━━ DATA SECTION
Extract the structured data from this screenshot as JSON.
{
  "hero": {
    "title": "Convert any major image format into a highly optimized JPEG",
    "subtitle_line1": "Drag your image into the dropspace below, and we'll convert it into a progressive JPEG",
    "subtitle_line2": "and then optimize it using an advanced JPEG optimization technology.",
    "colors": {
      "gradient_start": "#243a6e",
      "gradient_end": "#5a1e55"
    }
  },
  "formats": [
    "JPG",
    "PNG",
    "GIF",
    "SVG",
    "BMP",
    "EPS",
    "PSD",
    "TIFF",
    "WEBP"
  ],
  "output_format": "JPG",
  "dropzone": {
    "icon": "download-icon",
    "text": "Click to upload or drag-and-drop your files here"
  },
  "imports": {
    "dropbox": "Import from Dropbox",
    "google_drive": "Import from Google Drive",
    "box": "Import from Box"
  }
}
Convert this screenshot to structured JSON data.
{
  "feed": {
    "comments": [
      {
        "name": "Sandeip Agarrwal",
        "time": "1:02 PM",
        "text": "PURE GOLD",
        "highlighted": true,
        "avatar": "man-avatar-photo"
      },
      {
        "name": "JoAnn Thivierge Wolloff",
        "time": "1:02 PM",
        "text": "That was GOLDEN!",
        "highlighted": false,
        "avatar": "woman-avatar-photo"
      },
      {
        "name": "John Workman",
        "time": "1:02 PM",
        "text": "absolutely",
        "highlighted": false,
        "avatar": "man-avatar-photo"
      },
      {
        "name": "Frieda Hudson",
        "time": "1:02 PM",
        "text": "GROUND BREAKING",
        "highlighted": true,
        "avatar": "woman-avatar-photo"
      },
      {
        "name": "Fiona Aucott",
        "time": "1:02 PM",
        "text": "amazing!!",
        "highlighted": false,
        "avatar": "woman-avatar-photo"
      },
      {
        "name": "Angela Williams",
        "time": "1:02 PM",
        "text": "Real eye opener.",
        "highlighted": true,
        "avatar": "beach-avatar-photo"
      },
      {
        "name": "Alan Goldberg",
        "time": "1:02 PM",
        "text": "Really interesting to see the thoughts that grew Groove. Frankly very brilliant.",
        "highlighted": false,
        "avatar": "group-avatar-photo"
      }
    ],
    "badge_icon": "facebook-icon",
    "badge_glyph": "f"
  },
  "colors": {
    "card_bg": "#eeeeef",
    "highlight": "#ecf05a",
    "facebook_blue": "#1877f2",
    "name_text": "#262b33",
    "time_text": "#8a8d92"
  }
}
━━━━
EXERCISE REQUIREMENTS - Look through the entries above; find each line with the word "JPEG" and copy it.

PROBLEM SOLUTION -
    "title": "Convert any major image format into a highly optimized JPEG",
    "subtitle_line1": "Drag your image into the dropspace below, and we'll convert it into a progressive JPEG",
    "subtitle_line2": "and then optimize it using an advanced JPEG optimization technology.",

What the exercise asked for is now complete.